Today’s Leaders are Mentors. At its core, being a mentor is a trusted advisor. It is leading another person through a one-to-one relationship, supporting and advising someone when they need it and keeping that person’s best interest in mind.
Mentors can be peer mentors, career mentors, life mentors, they can be your manager, co-worker, parent, friend… anyone who’s been an excellent advisor at some point in your life. There is no time limit to how long a person can be a mentor. Mentorship is all about supporting another person, sharing the knowledge you have from our own experiences while assisting another to be successful.
Tips to be a good Mentor:
1. Each mentorship is unique.
Each person you encounter is unique and the relationship you have with everyone is slightly different, thus you must approach each mentorship differently. Being a mentor is relationship building at its very core. In order to build trust, you will need to learn about the person, learn about their communication style, their working style, their goals, likes & dislikes etc. It is about taking a personal interest in each mentee.
2. Be an Active Listener.
A key to taking a genuine interest in becoming an active listener. Being an active listener is listening more and asking questions and listening again. Mentors do not solve the problems for the mentee but guide them. They help to remove roadblocks and builds bridges.
3. Set Goals Mutually.
Develop accountability not only for the mentee but also the mentor. Make sure the goals are in bite sizes and achievable so that both parties will be able to see progress.
4. Share your mistakes.
Being open to sharing and owning your mistakes and failures is one of the best gifts as a mentor can give. By sharing your challenges, successes and failures provide helpful information in problem-solving, builds trust and gives the mentee permission to share their own mistakes. Ultimately it is through the weaknesses we each have that strengthens the relationship.
5. Celebrate their achievements.
Be creative, you don’t have to wait for milestones to celebrate.
6. Lead by example.
Be positive and enthusiastic. Enthusiasm is contagious, you want your mentee to feel as if their job as meaning.
7. Give honest constructive feedback.
Giving honest constructive feedback, identifying both strengths and weaknesses will help the mentee be successful in their field. Provide challenges that will help the mentee stretch and grow. Be careful that your feedback does not cross over to criticism. The role of a mentor is to build up, strengthen and stretch the mentee.
8. Open Doors.
As a mentor, you have connections and contacts that will be beneficial to the mentee. Introduce them to people in your network.
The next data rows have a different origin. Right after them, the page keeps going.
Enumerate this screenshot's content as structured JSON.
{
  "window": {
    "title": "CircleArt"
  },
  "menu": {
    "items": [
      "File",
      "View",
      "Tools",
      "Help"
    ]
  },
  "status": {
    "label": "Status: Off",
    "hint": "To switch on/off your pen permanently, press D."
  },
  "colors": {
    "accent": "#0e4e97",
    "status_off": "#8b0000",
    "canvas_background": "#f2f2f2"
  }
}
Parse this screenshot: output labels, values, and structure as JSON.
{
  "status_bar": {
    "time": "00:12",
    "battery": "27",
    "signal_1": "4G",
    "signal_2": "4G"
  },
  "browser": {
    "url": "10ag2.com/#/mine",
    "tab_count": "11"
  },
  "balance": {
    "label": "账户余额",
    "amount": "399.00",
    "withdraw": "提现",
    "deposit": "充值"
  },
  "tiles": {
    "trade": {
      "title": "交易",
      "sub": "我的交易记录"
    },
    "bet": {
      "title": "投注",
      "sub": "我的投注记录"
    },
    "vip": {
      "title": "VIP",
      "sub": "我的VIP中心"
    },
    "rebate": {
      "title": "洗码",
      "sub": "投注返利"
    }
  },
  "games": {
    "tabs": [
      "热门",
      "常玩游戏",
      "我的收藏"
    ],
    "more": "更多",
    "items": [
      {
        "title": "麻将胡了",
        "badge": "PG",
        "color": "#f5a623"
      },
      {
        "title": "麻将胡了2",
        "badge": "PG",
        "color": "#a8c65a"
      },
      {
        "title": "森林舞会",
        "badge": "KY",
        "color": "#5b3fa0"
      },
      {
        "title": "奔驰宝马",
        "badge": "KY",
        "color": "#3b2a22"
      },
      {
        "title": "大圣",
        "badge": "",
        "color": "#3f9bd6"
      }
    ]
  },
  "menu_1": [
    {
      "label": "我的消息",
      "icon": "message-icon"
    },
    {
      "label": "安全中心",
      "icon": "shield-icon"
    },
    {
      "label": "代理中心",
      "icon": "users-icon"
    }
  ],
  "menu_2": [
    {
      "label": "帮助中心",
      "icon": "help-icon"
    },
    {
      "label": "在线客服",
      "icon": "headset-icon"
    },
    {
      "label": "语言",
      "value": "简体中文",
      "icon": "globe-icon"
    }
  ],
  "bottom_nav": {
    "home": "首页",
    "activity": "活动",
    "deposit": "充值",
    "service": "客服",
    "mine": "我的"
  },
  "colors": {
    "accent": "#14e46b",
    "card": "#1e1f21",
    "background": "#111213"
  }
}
As I reflect on the people whom I have met and associated with in my life, both life mentors and business mentors one of my greatest mentors was a former manager. His first day on the job he came to my office pulled up a chair and said: “show me what you do”. I responded well to his personal hands-on approach to wanting to understand my job and duties. From that very first day, we were able to build a strong working relationship where he was able to assist me in areas of growth that I never before considered. I will always be grateful to his example, patience and direction he provided. Remember that as you mentor others, it takes practice and patience.
By: Cheryl Viola , Executive Director